TASK DETAILS: Would you write out the entries again, exactly as they are, but without images?

Items from an interface collection:
• • • • • • •
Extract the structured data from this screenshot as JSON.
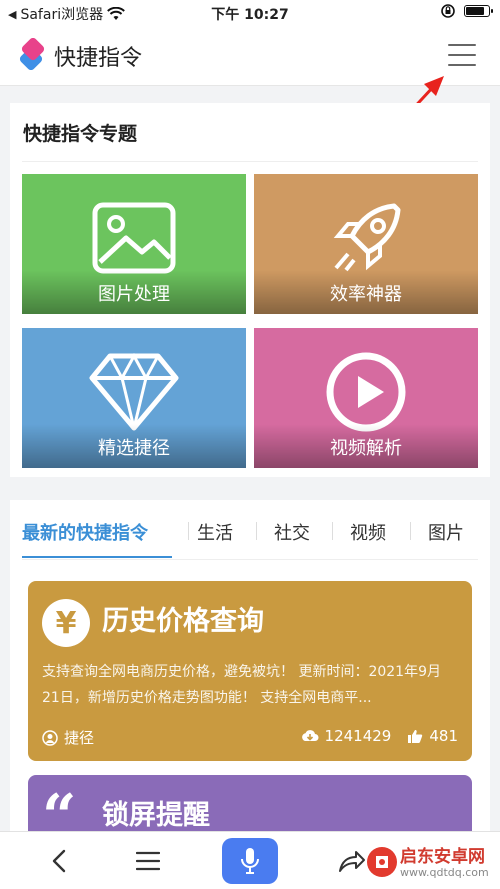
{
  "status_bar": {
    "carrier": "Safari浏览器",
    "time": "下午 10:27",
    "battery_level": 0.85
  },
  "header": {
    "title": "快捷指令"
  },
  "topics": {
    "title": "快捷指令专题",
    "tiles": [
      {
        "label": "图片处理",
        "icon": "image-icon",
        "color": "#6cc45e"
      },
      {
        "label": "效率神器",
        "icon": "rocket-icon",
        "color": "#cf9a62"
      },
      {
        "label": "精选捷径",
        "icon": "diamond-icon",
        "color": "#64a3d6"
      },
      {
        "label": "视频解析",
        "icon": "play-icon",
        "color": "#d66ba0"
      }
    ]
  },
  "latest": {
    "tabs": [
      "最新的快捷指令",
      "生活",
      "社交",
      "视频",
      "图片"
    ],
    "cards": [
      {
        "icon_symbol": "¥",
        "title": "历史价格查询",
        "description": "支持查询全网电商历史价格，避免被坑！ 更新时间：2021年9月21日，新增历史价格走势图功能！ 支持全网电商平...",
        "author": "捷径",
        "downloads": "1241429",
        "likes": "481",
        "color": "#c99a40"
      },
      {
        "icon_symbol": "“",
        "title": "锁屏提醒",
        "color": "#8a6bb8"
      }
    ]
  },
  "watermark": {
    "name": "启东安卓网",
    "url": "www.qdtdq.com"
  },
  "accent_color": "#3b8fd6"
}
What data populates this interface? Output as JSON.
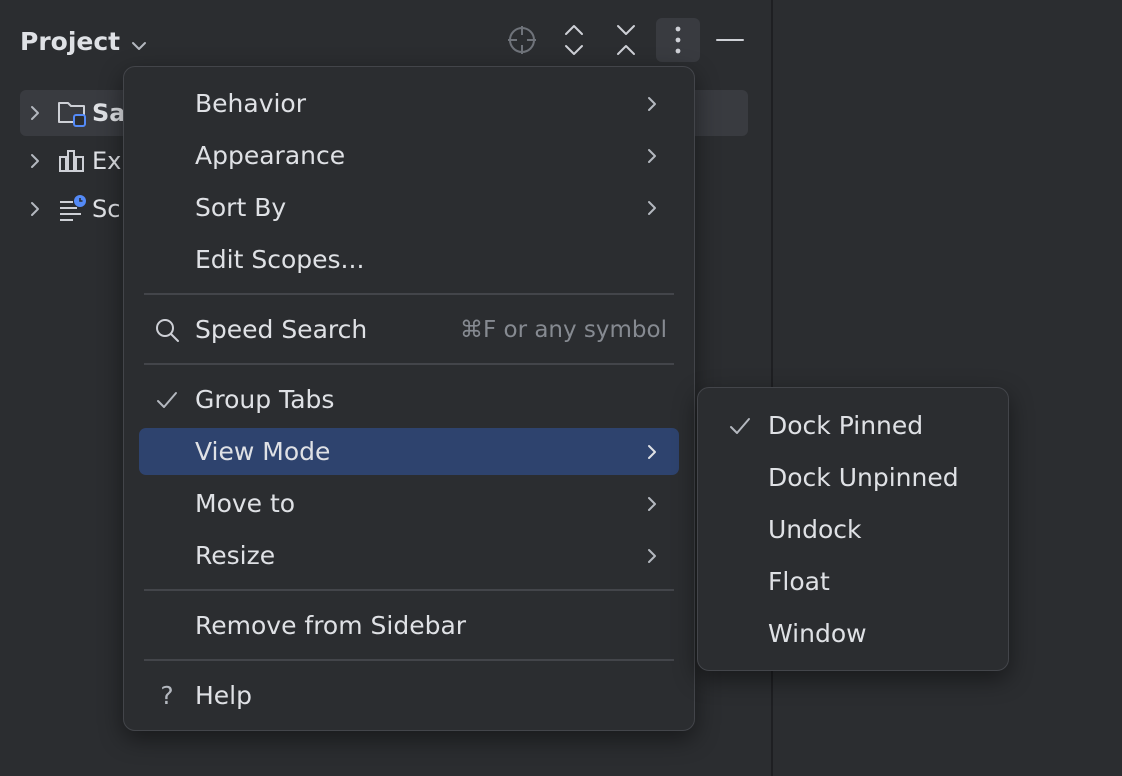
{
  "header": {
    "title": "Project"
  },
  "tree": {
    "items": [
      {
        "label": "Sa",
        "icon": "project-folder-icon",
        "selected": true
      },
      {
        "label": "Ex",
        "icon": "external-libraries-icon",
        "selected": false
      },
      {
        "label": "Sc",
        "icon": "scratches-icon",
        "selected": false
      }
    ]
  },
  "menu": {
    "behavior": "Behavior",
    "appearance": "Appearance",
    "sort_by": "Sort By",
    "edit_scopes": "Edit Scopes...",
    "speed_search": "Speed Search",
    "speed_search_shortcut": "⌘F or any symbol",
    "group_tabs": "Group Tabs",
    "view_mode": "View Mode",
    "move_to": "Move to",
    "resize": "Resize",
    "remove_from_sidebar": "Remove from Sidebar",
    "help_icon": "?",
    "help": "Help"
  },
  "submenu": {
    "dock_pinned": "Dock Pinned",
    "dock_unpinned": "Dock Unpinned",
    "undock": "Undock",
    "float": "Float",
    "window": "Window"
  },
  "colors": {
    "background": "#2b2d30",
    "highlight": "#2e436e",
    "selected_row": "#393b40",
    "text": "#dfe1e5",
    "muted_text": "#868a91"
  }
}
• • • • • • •
EXERCISE ANSWER:
Extract the structured data from this screenshot as JSON.
{
  "status_bar": {
    "carrier": "Safari浏览器",
    "time": "下午 10:27",
    "battery_level": 0.85
  },
  "header": {
    "title": "快捷指令"
  },
  "topics": {
    "title": "快捷指令专题",
    "tiles": [
      {
        "label": "图片处理",
        "icon": "image-icon",
        "color": "#6cc45e"
      },
      {
        "label": "效率神器",
        "icon": "rocket-icon",
        "color": "#cf9a62"
      },
      {
        "label": "精选捷径",
        "icon": "diamond-icon",
        "color": "#64a3d6"
      },
      {
        "label": "视频解析",
        "icon": "play-icon",
        "color": "#d66ba0"
      }
    ]
  },
  "latest": {
    "tabs": [
      "最新的快捷指令",
      "生活",
      "社交",
      "视频",
      "图片"
    ],
    "cards": [
      {
        "icon_symbol": "¥",
        "title": "历史价格查询",
        "description": "支持查询全网电商历史价格，避免被坑！ 更新时间：2021年9月21日，新增历史价格走势图功能！ 支持全网电商平...",
        "author": "捷径",
        "downloads": "1241429",
        "likes": "481",
        "color": "#c99a40"
      },
      {
        "icon_symbol": "“",
        "title": "锁屏提醒",
        "color": "#8a6bb8"
      }
    ]
  },
  "watermark": {
    "name": "启东安卓网",
    "url": "www.qdtdq.com"
  },
  "accent_color": "#3b8fd6"
}
What data populates this interface? Output as JSON.
{
  "header": {
    "title": "Project"
  },
  "tree": {
    "items": [
      {
        "label": "Sa",
        "icon": "project-folder-icon",
        "selected": true
      },
      {
        "label": "Ex",
        "icon": "external-libraries-icon",
        "selected": false
      },
      {
        "label": "Sc",
        "icon": "scratches-icon",
        "selected": false
      }
    ]
  },
  "menu": {
    "behavior": "Behavior",
    "appearance": "Appearance",
    "sort_by": "Sort By",
    "edit_scopes": "Edit Scopes...",
    "speed_search": "Speed Search",
    "speed_search_shortcut": "⌘F or any symbol",
    "group_tabs": "Group Tabs",
    "view_mode": "View Mode",
    "move_to": "Move to",
    "resize": "Resize",
    "remove_from_sidebar": "Remove from Sidebar",
    "help_icon": "?",
    "help": "Help"
  },
  "submenu": {
    "dock_pinned": "Dock Pinned",
    "dock_unpinned": "Dock Unpinned",
    "undock": "Undock",
    "float": "Float",
    "window": "Window"
  },
  "colors": {
    "background": "#2b2d30",
    "highlight": "#2e436e",
    "selected_row": "#393b40",
    "text": "#dfe1e5",
    "muted_text": "#868a91"
  }
}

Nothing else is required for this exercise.